REQUIREMENT: Search the material below for lines containing the string "make", and copy every one you find.

[Start of section]

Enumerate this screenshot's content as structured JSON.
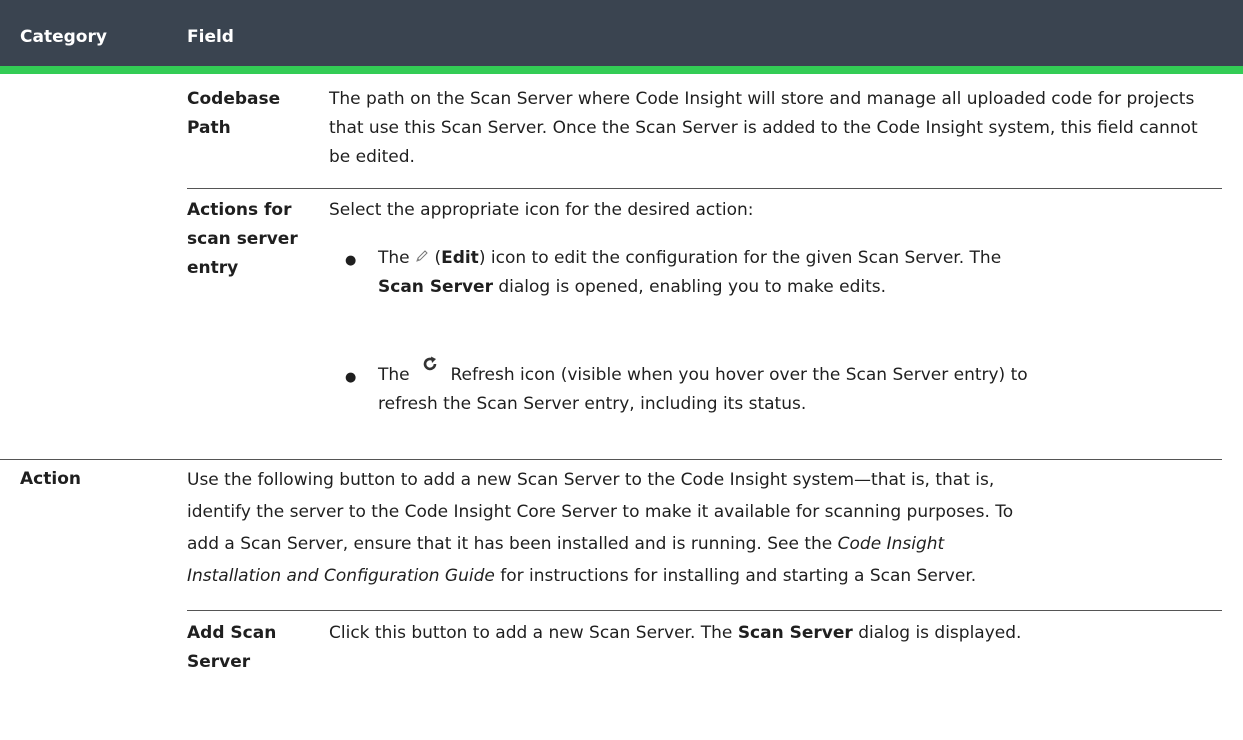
{
  "header": {
    "category": "Category",
    "field": "Field"
  },
  "rows": {
    "codebase": {
      "field": "Codebase Path",
      "desc": "The path on the Scan Server where Code Insight will store and manage all uploaded code for projects that use this Scan Server. Once the Scan Server is added to the Code Insight system, this field cannot be edited."
    },
    "actions": {
      "field_line1": "Actions for",
      "field_line2": "scan server",
      "field_line3": "entry",
      "intro": "Select the appropriate icon for the desired action:",
      "bullet1": {
        "pre": "The",
        "paren_open": "(",
        "edit_bold": "Edit",
        "paren_close": ")",
        "rest1": "icon to edit the configuration for the given Scan Server. The",
        "bold2": "Scan Server",
        "rest2": "dialog is opened, enabling you to make edits."
      },
      "bullet2": {
        "pre": "The",
        "rest1": "Refresh icon (visible when you hover over the Scan Server entry) to",
        "rest2": "refresh the Scan Server entry, including its status."
      }
    },
    "action": {
      "category": "Action",
      "line1": "Use the following button to add a new Scan Server to the Code Insight system—that is, that is,",
      "line2": "identify the server to the Code Insight Core Server to make it available for scanning purposes. To",
      "line3": "add a Scan Server, ensure that it has been installed and is running. See the",
      "line3_italic": "Code Insight",
      "line4_italic": "Installation and Configuration Guide",
      "line4": "for instructions for installing and starting a Scan Server."
    },
    "add": {
      "field_line1": "Add Scan",
      "field_line2": "Server",
      "pre": "Click this button to add a new Scan Server. The",
      "bold": "Scan Server",
      "post": "dialog is displayed."
    }
  },
  "icons": {
    "edit": "pencil-icon",
    "refresh": "refresh-icon"
  },
  "colors": {
    "header_bg": "#3a4450",
    "accent": "#33cc55"
  }
}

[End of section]

ANSWER SECTION:
        "rest2": "dialog is opened, enabling you to make edits."
      "line2": "identify the server to the Code Insight Core Server to make it available for scanning purposes. To",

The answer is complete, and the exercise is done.